The Proctor Boys are a strange lot – three grizzled old men who have spent their entire lives in stifling isolation on a dairy farm in Upstate New York. When the eldest, Vernon, winds up dead one morning in the bed all three shared, the youngest, Creed, gets swept up into accusation while the emotionally crippled simpleton (and middle brother), Audie, barely grasps the gravity of the situation.
Jon Clinch’s second novel, Kings of the Earth, was inspired by actual events. Clearly fashioning himself a 21st century William Faulkner, Clinch spans his book across generations and voices. Each chapter is titled by a year and a character’s name – with POV’s shifting from 1st person to 2nd person to 3rd person, but never omniscient – eerily reminiscent of Faulkner’s As I Lay Dying and The Sound and the Fury. Those not familiar with the style may find it a challenge, while fans of Faulkner will probably favor it as a nice homage, but it pales in comparison to the master. This isn’t to say Clinch hasn’t achieved something memorable nearing mythic stature here. Continue reading →
Michael Ondaatje’s “Divisadero” tells the tale of Anna, her adopted sister Claire, and their father’s farmhand Coop, growing up in the poetic splendor of their California homestead. After scandal and tragedy separate the three, Anna eventually ends up in France years later researching the life story of a French novelist and poet, Lucien Segura, who found fame, fortune, and heartbreak in the years surrounding WWI.
Ondaatje (best known for penning “The English Patient”) has a fluid and emotional writing style that is as wondrous and evocative as it is frustrating. The casual reader might find themselves lost or distracted by dialog without quotation marks, arbitrary flashbacks, shifting POV’s, and stories within stories that fold in on themselves and only relate to other characters through mere coincidence. Ondaatje creates a vivid sense of place with both Californian wine country and rural France, but often times a reader might forget where they are and be left wondering what happened to a certain character who had been a focus for so long.

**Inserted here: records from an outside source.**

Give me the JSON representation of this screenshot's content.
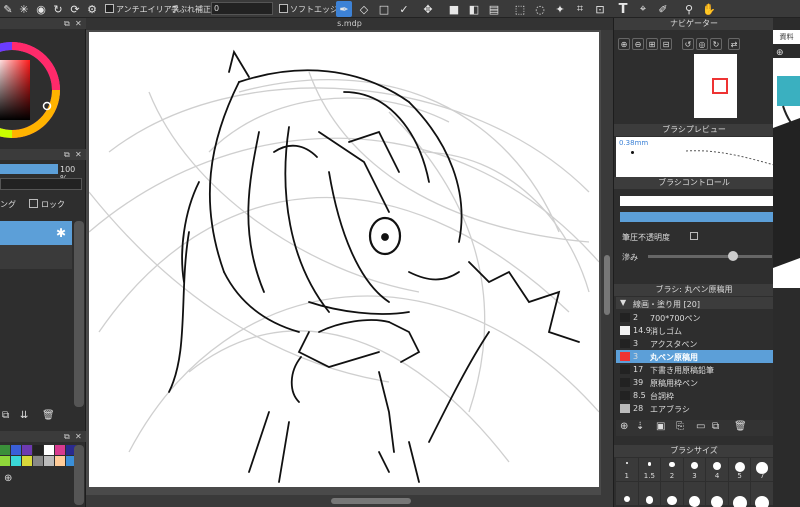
{
  "toolbar": {
    "antialias_label": "アンチエイリアス",
    "stabilizer_label": "手ぶれ補正",
    "stabilizer_value": "0",
    "soft_edge_label": "ソフトエッジ",
    "text_tool_glyph": "T"
  },
  "layer_panel": {
    "opacity_value": "100 %",
    "clipping_label": "ング",
    "lock_label": "ロック"
  },
  "document": {
    "tab_title": "s.mdp"
  },
  "navigator": {
    "title": "ナビゲーター"
  },
  "brush_preview": {
    "title": "ブラシプレビュー",
    "size_label": "0.38mm"
  },
  "brush_control": {
    "title": "ブラシコントロール",
    "pressure_opacity_label": "筆圧不透明度",
    "blur_label": "滲み"
  },
  "brush_list": {
    "title": "ブラシ: 丸ペン原稿用",
    "group_label": "線画・塗り用 [20]",
    "items": [
      {
        "size": "2",
        "name": "700*700ペン"
      },
      {
        "size": "14.9",
        "name": "消しゴム"
      },
      {
        "size": "3",
        "name": "アクスタペン"
      },
      {
        "size": "3",
        "name": "丸ペン原稿用"
      },
      {
        "size": "17",
        "name": "下書き用原稿鉛筆"
      },
      {
        "size": "39",
        "name": "原稿用枠ペン"
      },
      {
        "size": "8.5",
        "name": "台詞枠"
      },
      {
        "size": "28",
        "name": "エアブラシ"
      }
    ]
  },
  "brush_size": {
    "title": "ブラシサイズ",
    "sizes": [
      "1",
      "1.5",
      "2",
      "3",
      "4",
      "5",
      "7"
    ]
  },
  "reference": {
    "tab_label": "資料"
  },
  "colors": {
    "accent": "#3d82d6",
    "selected_row": "#5c9fd8",
    "panel_bg": "#2e2e2e"
  }
}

“Divisadero” sometimes reads like a collection of short stories where a few of the characters or settings overlap. There’s no central plot, and the prose meanders to no solid conclusion. Ondaatje populates the novel with thematic repetition (fathers uncovering secrets of their grown daughters, men wishing they were carefree boys again, love triangles) and character foils that make it an endlessly interesting read for those with the patience for his literary style. The book, though at times maddening, is full of small moments, captured with great clarity of vision, that add up to something ponderous that is beyond the scope of any words.